Henri Mulet was Organist at St-Roch, Paris, and Professor of Organ at l’École Niedermeyer. Tu es petra et portae inferi non praevalebunt adversus te (‘You are the rock and the gates of hell shall not prevail against you’) is the tenth and final piece in this collection, the title itself being a corruption of the Vulgate version of the words of Christ to St Peter in St Matthew’s gospel, chapter 16, verse 18. Mulet described the piece, in its separately published form, as carillon, but it is more helpful to think of it as a fairly typical example of a French organ toccata, with scintillating figuration on the manuals accompanying sinister-sounding motifs given out by the pedals. (From notes by Relf Clark © 2004.)
Music notes for August 16, 2020
A Prayer of St. Richard of Chichester L. J. White
Born to a noble family in the late 12th century, Richard of Chichester was educated at Oxford, and during a life worthy of canonization, was appointed Chancellor of Oxford University. Later becoming a priest, he lived a life of simple vegetarian frugality, and as Bishop of Chichester, Richard was instrumental in major reform to the manners and morals of his clergy. Canonized in 1262, his shrine eventually became so popular that King Henry VIII ordered it destroyed. On his deathbed in 1253, Richard is believed to have uttered a prayer containing these words, some of which have been popularized in the song “Day By Day” from the Broadway musical “Godspell”:
O holy Jesus,
Most merciful redeemer,
Friend and brother,
May I know thee more clearly,
Love thee more dearly,
And follow thee more nearly. Amen.
Music notes for July 26, 2020

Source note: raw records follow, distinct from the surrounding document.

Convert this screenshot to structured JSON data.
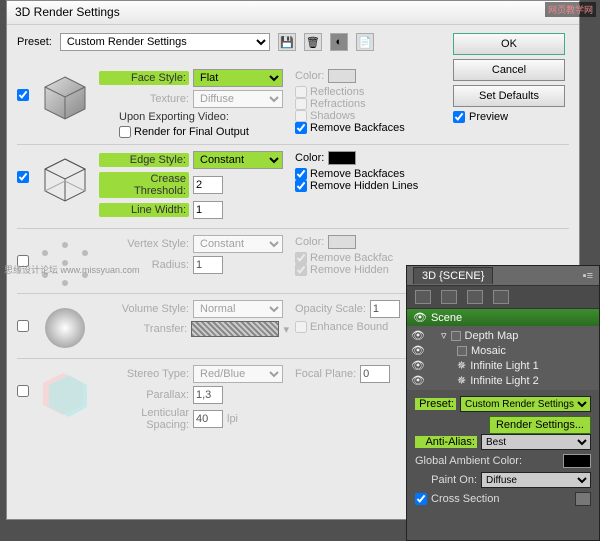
{
  "dialog": {
    "title": "3D Render Settings",
    "preset_label": "Preset:",
    "preset_value": "Custom Render Settings",
    "buttons": {
      "ok": "OK",
      "cancel": "Cancel",
      "defaults": "Set Defaults"
    },
    "preview": "Preview"
  },
  "face": {
    "style_label": "Face Style:",
    "style_value": "Flat",
    "texture_label": "Texture:",
    "texture_value": "Diffuse",
    "export_label": "Upon Exporting Video:",
    "final_output": "Render for Final Output",
    "color_label": "Color:",
    "reflections": "Reflections",
    "refractions": "Refractions",
    "shadows": "Shadows",
    "remove_backfaces": "Remove Backfaces"
  },
  "edge": {
    "style_label": "Edge Style:",
    "style_value": "Constant",
    "crease_label": "Crease Threshold:",
    "crease_value": "2",
    "width_label": "Line Width:",
    "width_value": "1",
    "color_label": "Color:",
    "remove_backfaces": "Remove Backfaces",
    "remove_hidden": "Remove Hidden Lines"
  },
  "vertex": {
    "style_label": "Vertex Style:",
    "style_value": "Constant",
    "radius_label": "Radius:",
    "radius_value": "1",
    "color_label": "Color:",
    "remove_backfaces": "Remove Backfac",
    "remove_hidden": "Remove Hidden"
  },
  "volume": {
    "style_label": "Volume Style:",
    "style_value": "Normal",
    "transfer_label": "Transfer:",
    "opacity_label": "Opacity Scale:",
    "opacity_value": "1",
    "enhance": "Enhance Bound"
  },
  "stereo": {
    "type_label": "Stereo Type:",
    "type_value": "Red/Blue",
    "parallax_label": "Parallax:",
    "parallax_value": "1,3",
    "spacing_label": "Lenticular Spacing:",
    "spacing_value": "40",
    "lpi": "lpi",
    "focal_label": "Focal Plane:",
    "focal_value": "0"
  },
  "panel": {
    "tab": "3D {SCENE}",
    "scene": "Scene",
    "tree": [
      "Depth Map",
      "Mosaic",
      "Infinite Light 1",
      "Infinite Light 2"
    ],
    "preset_label": "Preset:",
    "preset_value": "Custom Render Settings",
    "render_btn": "Render Settings...",
    "aa_label": "Anti-Alias:",
    "aa_value": "Best",
    "global_label": "Global Ambient Color:",
    "paint_label": "Paint On:",
    "paint_value": "Diffuse",
    "cross_label": "Cross Section"
  },
  "watermark": "网页教学网",
  "watermark2": "思缘设计论坛  www.missyuan.com"
}
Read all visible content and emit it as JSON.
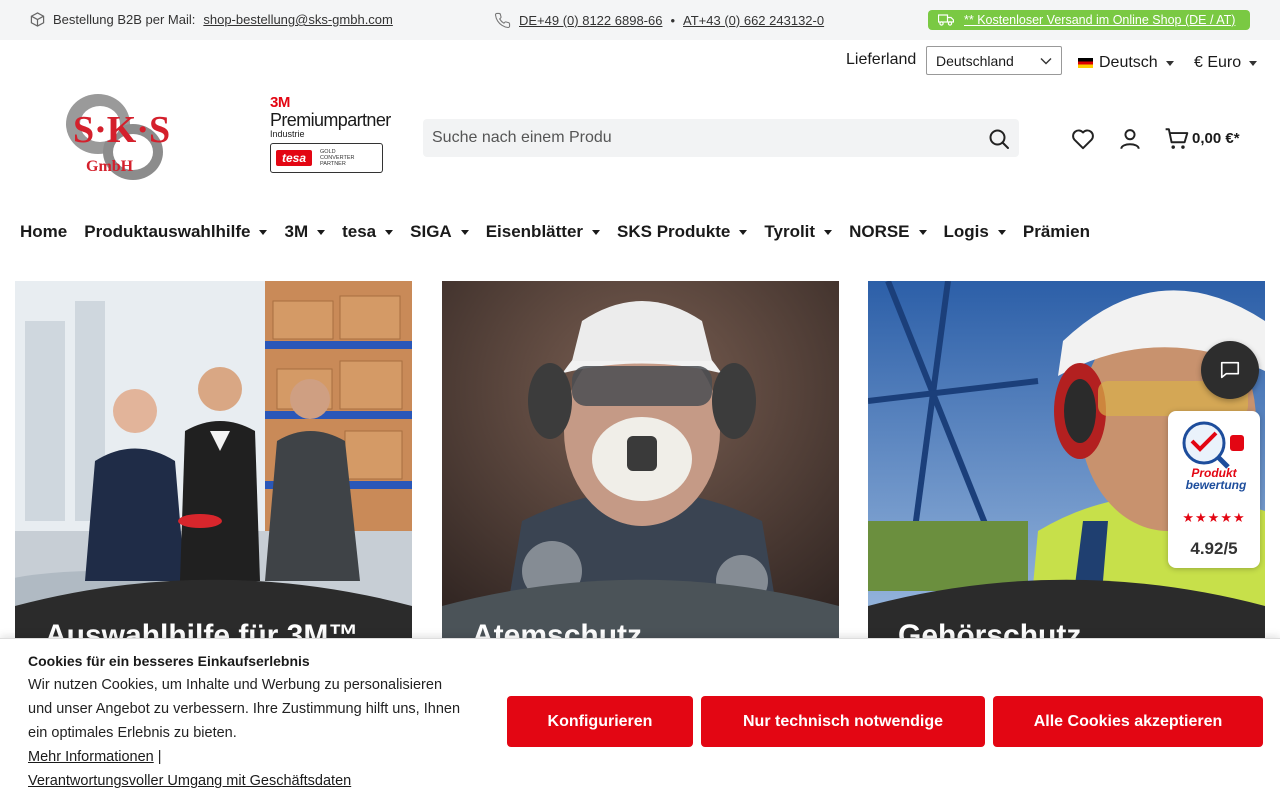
{
  "topbar": {
    "order_label": "Bestellung B2B per Mail:",
    "order_email": "shop-bestellung@sks-gmbh.com",
    "phone_de": "DE+49 (0) 8122 6898-66",
    "separator": "•",
    "phone_at": "AT+43 (0) 662 243132-0",
    "shipping": "** Kostenloser Versand im Online Shop (DE / AT)"
  },
  "locale": {
    "country_label": "Lieferland",
    "country_value": "Deutschland",
    "language": "Deutsch",
    "currency": "€ Euro"
  },
  "brand": {
    "logo_text": "S·K·S",
    "logo_sub": "GmbH",
    "partner_3m": "3M",
    "partner_line1": "Premiumpartner",
    "partner_line2": "Industrie",
    "tesa": "tesa",
    "tesa_badge": [
      "GOLD",
      "CONVERTER",
      "PARTNER"
    ]
  },
  "search": {
    "placeholder": "Suche nach einem Produ"
  },
  "cart": {
    "total": "0,00 €*"
  },
  "nav": [
    {
      "label": "Home",
      "dropdown": false
    },
    {
      "label": "Produktauswahlhilfe",
      "dropdown": true
    },
    {
      "label": "3M",
      "dropdown": true
    },
    {
      "label": "tesa",
      "dropdown": true
    },
    {
      "label": "SIGA",
      "dropdown": true
    },
    {
      "label": "Eisenblätter",
      "dropdown": true
    },
    {
      "label": "SKS Produkte",
      "dropdown": true
    },
    {
      "label": "Tyrolit",
      "dropdown": true
    },
    {
      "label": "NORSE",
      "dropdown": true
    },
    {
      "label": "Logis",
      "dropdown": true
    },
    {
      "label": "Prämien",
      "dropdown": false
    }
  ],
  "tiles": [
    {
      "title": "Auswahlhilfe für 3M™"
    },
    {
      "title": "Atemschutz"
    },
    {
      "title": "Gehörschutz"
    }
  ],
  "rating": {
    "badge_line1": "Produkt",
    "badge_line2": "bewertung",
    "stars": "★★★★★",
    "score": "4.92/5"
  },
  "cookie": {
    "title": "Cookies für ein besseres Einkaufserlebnis",
    "text": "Wir nutzen Cookies, um Inhalte und Werbung zu personalisieren und unser Angebot zu verbessern. Ihre Zustimmung hilft uns, Ihnen ein optimales Erlebnis zu bieten.",
    "more_info": "Mehr Informationen",
    "link_sep": "|",
    "responsible": "Verantwortungsvoller Umgang mit Geschäftsdaten",
    "btn_configure": "Konfigurieren",
    "btn_necessary": "Nur technisch notwendige",
    "btn_accept_all": "Alle Cookies akzeptieren"
  },
  "colors": {
    "brand_red": "#e30613",
    "ship_green": "#7ac943",
    "dark_band": "#2b2b2b",
    "gray_band": "#4b5358"
  }
}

This week there are two unusual music selections by British composers and writers. The prelude celebrates the feast of St. Mary Magdalene (July 22) with a setting of an unusual and evocative poem by Henry Kingsley. The Magdalene was a follower of Jesus and was misattributed as a sinful woman due to early confusion between her and other women in the gospels. In 1969 Pope Paul VI officially corrected this, however, her sinful reputation persists and was certainly part of popular culture during the life of poet Henry Kingsley (1830-1876). In his poem Kingsley therefore puts Mary at the gate of heaven with no gift other than her sin. A blackbird, a Christian symbol for the darkness of sin, intercedes with Michael to let her in (and its song is beautifully shown in the organ accompaniment). Michael does not let her in, however, in the last verse, through an almighty and beautiful swell in the music, Jesus himself comes to open the gate and let her in to paradise.
According to Malene A. Little in the Encyclopedia of Medieval Literature, The memorable but mysterious Corpus Christi Carol is one of the best-known but most difficult of the late medieval English lyrics. Early carols like this one were not necessarily connected with any particular season, but were rather songs of joy, particularly of religious joy. The “Lully, lullay, lully, lullay . . .” refrain is the aspect of this poem that characterizes it technically as a “carol.” The earliest extant version of the lyric appears in the Balliol College MS 354, the commonplace book of Richard Hill compiled 1503–36. Hill was a London grocer who delighted in lists and riddles; thus the enigmatic carol’s appeal to him is obvious. The Corpus Christi Carol has been interpreted in numerous ways. Some believe it relates to the ancient fertility myth of “The Fisher King,” which was Christianized and modified in Arthurian literature as part of the Holy Grail legend. “The Fisher King” is the story of a man who is constantly dying and never reaches death, and his ultimate redemption by the Grail Knight—a redemption suggested in the final stanza, where the Eucharist, the celebration of Corpus Christi or the body of Christ, is suggestive of the Holy Grail. That the poem is a description of Holy Communion is suggested by the “hall/That was hanged with purpill and pall,” which signifies curtains around the altar. “And in that bed ther lythe a knight/ His woundes bleding day and night” could be the communion wafer bleeding from being dipped into the communion wine. The music by Benjamin Britten is taken from a larger suite of carols and arranged by the composer for voice and piano as a gently pulsed and plaintively evocative anthem that highlights the text throughout.